Christ Church Cathedral, Stanley
|Coordinates:||51.6923 S 57.8590 W|
|No:||276 (list of all attractions)|
|Address:||South America, Falkland Islands, centre of Stanley, Ross Road|
|Year of construction:||1890 - 1892|
|Architectural style:||Gothic Revival|
|Branch of Christianity:||Anglican|
Christ Church Cathedral in Stanley.
RAYANDBEER, Flickr. CC BY 2.0.
Whalebone Arch in the front of Christ Church Cathedral, Stanley.
Liam Quinn, Flickr. CC BY-SA 2.0.
Centre of Stanley with Christ Church Cathedral.
Liam Quinn, Flickr. CC BY-SA 2.0.
The southernmost Anglican cathedral is Christ Church Cathedral in Stanley, Falkland Islands. This brick and stone building was designed by Sir Arthur Blomfield and constructed in 1892.
Stanley became a capital of Falkland islands in the middle of 19th century. One of the first buildings here was the Exchange Building built in the site of present day cathedral. In 1865 the eastern wing of this wooden building was turned into a church - Holy Trinity Church - which was never consecrated.
Before the construction of Panama Canal Stanley had a significant geopolitical importance - ships stopped here for repairs after the dangerous route around Cape Horn.
Bishop of Falkland Islands felt that the church is too small and in 1882 there was established a church building committee.
Nature speeded up these plans.
The winter of 1886 happened to be very wet, with frequent heavy rains. One day a catastroph happened - a peat layer slided down from the slope of the hill next to Stanley. This landslide destroyed many buildings along its way - including the Holy Trinity Church.
The cooperation of the people on Falkland Islands and assistance from the United Kingdom brought a success. The new church was designed by the famous architect Sir Arthur Blomfield and built from local stone and bricks in 1890 - 1892.
The new church was consecrated in February 21st 1892 by the Bishop Waite Hockin Stirling.
This church has simple interior. The eye is attracted just by the intricate stained glass in the windows (made in 1927, 1958, 1988) and numerous plates along the walls telling about many persons and events.
Interesting is the collection of some 55 hassocks - cushions used while the congregation kneels on while the prayer. These hassocks are knitted by local people and each of them depicts a design or picture that has a connection with Falkland Islands.

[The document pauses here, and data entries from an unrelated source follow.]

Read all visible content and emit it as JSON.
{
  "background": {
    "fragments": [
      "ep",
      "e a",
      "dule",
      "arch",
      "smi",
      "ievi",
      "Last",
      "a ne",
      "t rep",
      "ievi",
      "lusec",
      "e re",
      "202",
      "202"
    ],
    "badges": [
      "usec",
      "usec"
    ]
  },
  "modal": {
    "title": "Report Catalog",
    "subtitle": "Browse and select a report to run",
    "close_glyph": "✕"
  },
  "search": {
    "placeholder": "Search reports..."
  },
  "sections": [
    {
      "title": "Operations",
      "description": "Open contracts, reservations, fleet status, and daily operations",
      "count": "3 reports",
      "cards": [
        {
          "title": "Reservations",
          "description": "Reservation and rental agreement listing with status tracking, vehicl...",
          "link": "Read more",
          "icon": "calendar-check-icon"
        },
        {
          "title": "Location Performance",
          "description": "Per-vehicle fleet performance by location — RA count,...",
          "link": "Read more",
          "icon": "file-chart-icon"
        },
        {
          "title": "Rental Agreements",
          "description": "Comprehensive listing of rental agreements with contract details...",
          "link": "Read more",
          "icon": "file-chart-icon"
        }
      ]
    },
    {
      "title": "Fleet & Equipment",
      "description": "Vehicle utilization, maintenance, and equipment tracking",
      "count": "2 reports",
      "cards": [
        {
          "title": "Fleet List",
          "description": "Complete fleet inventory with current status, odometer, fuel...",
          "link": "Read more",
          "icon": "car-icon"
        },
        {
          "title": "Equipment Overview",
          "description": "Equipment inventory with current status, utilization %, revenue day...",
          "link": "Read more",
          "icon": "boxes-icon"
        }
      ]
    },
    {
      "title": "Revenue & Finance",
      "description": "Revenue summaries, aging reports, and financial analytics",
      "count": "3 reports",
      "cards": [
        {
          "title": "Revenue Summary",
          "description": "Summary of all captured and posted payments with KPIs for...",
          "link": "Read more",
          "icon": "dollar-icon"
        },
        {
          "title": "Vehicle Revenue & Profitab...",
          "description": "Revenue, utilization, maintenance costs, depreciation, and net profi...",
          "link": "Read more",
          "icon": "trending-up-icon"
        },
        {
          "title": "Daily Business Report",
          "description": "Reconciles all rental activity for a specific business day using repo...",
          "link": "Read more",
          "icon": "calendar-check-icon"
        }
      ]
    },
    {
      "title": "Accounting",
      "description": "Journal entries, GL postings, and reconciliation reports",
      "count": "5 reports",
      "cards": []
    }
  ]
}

The church has been renovated 100 years after its construction - in 1992.
The Shackleton Banner
One of the valuables in the church is a banner of the Order of Garter, bequeathed by Sir Edward Shackleton (1911 - 1994) - a son of the famous explorer of Antarctica Ernest Shackleton.
Order of the Garter is the most prestigious order of chivalry in the United Kingdom, it is existing since 1348. Most banners of this order are located in St George's Chapel at Windsor Palace in England and the banner of Shackleton is the only one in South America.
Edward Shackleton was an active explorer himself and was a president of the Royal Geographic Society in 1971 - 1974. He was knighted in 1974.
In 1975 and also in 1982 Sir Shackleton was invited by the British government to explore the economics of Falkland Islands. His proposals included the upgrade of Stanley airfield, licensing of fishing, land reform. His advice has been of great assistance to the economy of Falklands.
Southernmost Anglican cathedral
Christ Church in Stanley is the parish church of the Falkland Islands, South Georgia and the British Antarctic Territories. It is the southernmost Anglican cathedral in the world and one of the smallest Anglican cathedrals.
Bishop of this church now is Archbishop of Canterbury - the principal leader of the Church of England, with his seat 12 655 km far away in London.
The Falklands Conflict between Argentina and United Kingdom started long ago. British captain John Byron claimed the islands in 1765 (one year after the French) but Spain bought the French colony and expelled the Brits in 1770. Spanish settlers withdrew to Argentina in 1811.
In 1820 the islands were claimed by the new nation of Argentina, but in 1833 the islands were regained by British forces.
In 1933, to commemorate 100 years anniversary since this event, there was built an original monument in the front of Christ Church Cathedral - a Whalebone Arch.
It consists of two jawbones of blue whales (Balaenoptera musculus) - the largest mammals of the world. These bones were brought here from South Shetland islands in 1922.
Now this unusual monument is deteriorating and has been coated.